I am two years and nine months younger than my older brother. So he had almost three relatively calm years. Before I came along, he was the king of the house. He was the one with birthdays and taken on trips to the store. Then, out of the blue, who should pop in and spoil his ride?
Me. The little brother. The one that would question and challenge. And divert attention. Nonetheless, he persevered. My parents practiced on him. He was the one on whom they had to figure out spanking and allowance. Curfews. Grounding. Love. Because they did love us, but they were new at this and all of their best impulses came through experience with my big brother.
So he worked hard. Harder than I ever had to, because he was out in front. I was like those wheel-sucking bicycle racers who follow close enough to slide into the slipstream of the leader. I could sit back and watch him struggle, and know that when it came my turn to go out on a date or ask for help buying a car this was ground that had already been covered. And I benefited from the fits and starts of my parents' trials and errors.
Not that there were a lot of them. We were blessed with one of the world's most profound examples of a sitcom childhood. Yes, voices were raised, and doors were slammed. I remembered the sound of my older brother pounding down the stairs to his room below mine. I made a mental note and when it was my turn to move downstairs, I emulated that exit from parental authority or concern. I also remembered the sound of him coming back up the stairs. After. When the smoke had cleared and steam was no longer pouring from anyone's ears. The sound of reconciliation. We were family, and we could not stay mad long. There was a deep-seated need to make peace. I learned by watching and listening.
Which is how my older brother became my hero. If all he ever did was introduce me to the Beatles and Pink Floyd and take me to my first rock concert, that would be enough.

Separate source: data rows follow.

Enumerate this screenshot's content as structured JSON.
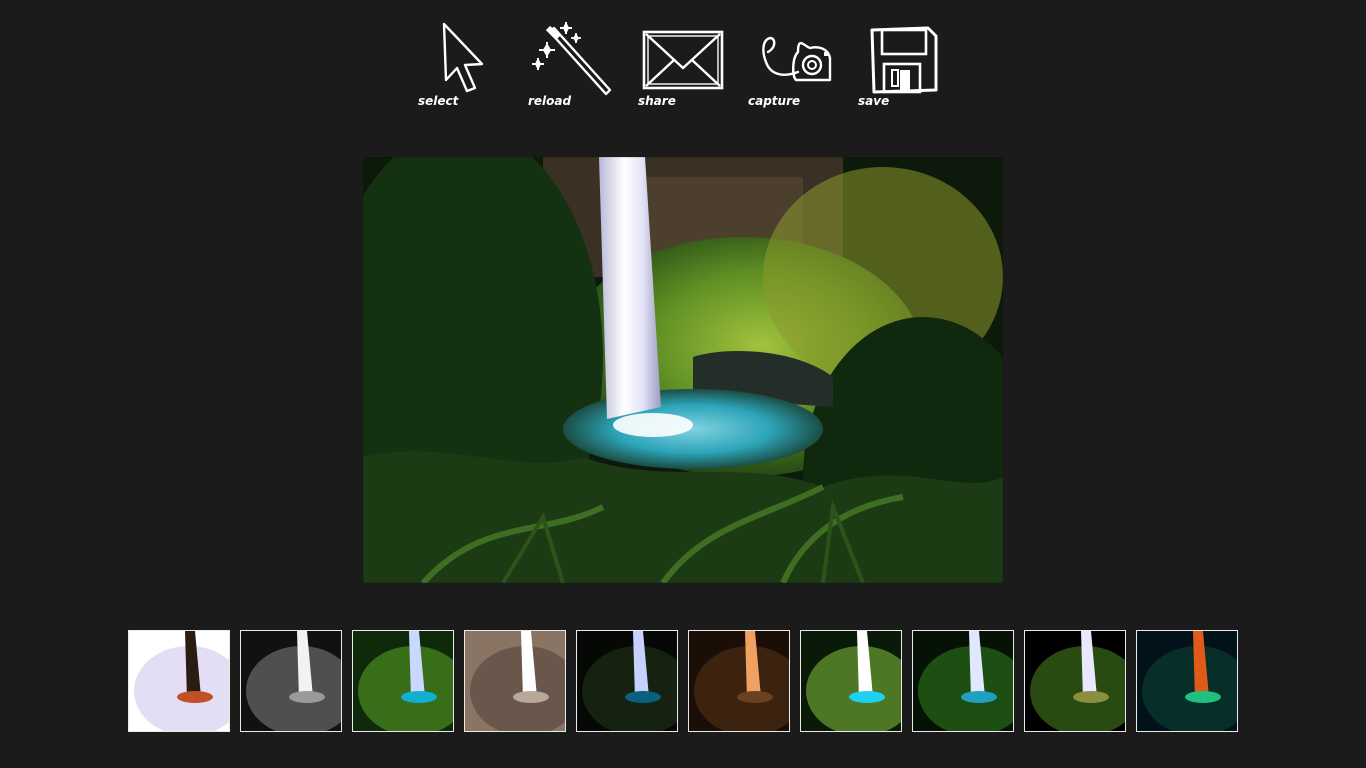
{
  "toolbar": {
    "items": [
      {
        "label": "select",
        "icon": "cursor-arrow-icon"
      },
      {
        "label": "reload",
        "icon": "magic-wand-icon"
      },
      {
        "label": "share",
        "icon": "envelope-icon"
      },
      {
        "label": "capture",
        "icon": "camera-icon"
      },
      {
        "label": "save",
        "icon": "floppy-disk-icon"
      }
    ]
  },
  "main_image": {
    "subject": "waterfall in forest"
  },
  "filters": {
    "thumbnails": [
      {
        "effect": "inverted",
        "colors": [
          "#ffffff",
          "#d8d0f0",
          "#2a1c10",
          "#c0502a"
        ]
      },
      {
        "effect": "grayscale",
        "colors": [
          "#111111",
          "#6a6a6a",
          "#f2f2f2",
          "#9a9a9a"
        ]
      },
      {
        "effect": "vivid",
        "colors": [
          "#0e2a0a",
          "#4a8a20",
          "#c8d8ff",
          "#10b0d0"
        ]
      },
      {
        "effect": "sepia",
        "colors": [
          "#8a7565",
          "#5a4a3e",
          "#ffffff",
          "#b8a898"
        ]
      },
      {
        "effect": "dark",
        "colors": [
          "#050805",
          "#1c2e16",
          "#c8d0ff",
          "#0a6080"
        ]
      },
      {
        "effect": "warm",
        "colors": [
          "#1a0e06",
          "#4a2c14",
          "#f0a060",
          "#6a4020"
        ]
      },
      {
        "effect": "bright",
        "colors": [
          "#0a1a08",
          "#6aa030",
          "#ffffff",
          "#20d0f0"
        ]
      },
      {
        "effect": "green",
        "colors": [
          "#061206",
          "#2a6a18",
          "#e0e8ff",
          "#20a0c0"
        ]
      },
      {
        "effect": "posterize",
        "colors": [
          "#000000",
          "#3a6a18",
          "#e8e8ff",
          "#8a9040"
        ]
      },
      {
        "effect": "color-swap",
        "colors": [
          "#02121a",
          "#0a3a30",
          "#e05a1a",
          "#20c080"
        ]
      }
    ]
  }
}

He also taught me the terror and joy of the front seat of Mister Twister. We discovered Spinal Tap together, and for those who emerged the theater confused we agreed that for them, "the lotto machine is broken." The fact that as we aged we found more to share in was brilliant to me. He kept and framed a drawing I made in high school and hung it in his house. His grownup house.
I have a picture of my brother and I together in my grownup house. It was taken at a family dinner at The Blue Parrot. We are both smiling that same smirk of a smile. The Blue Parrot has closed, but today my older brother has a birthday. I don't think I'll ever catch up. And that's okay with me.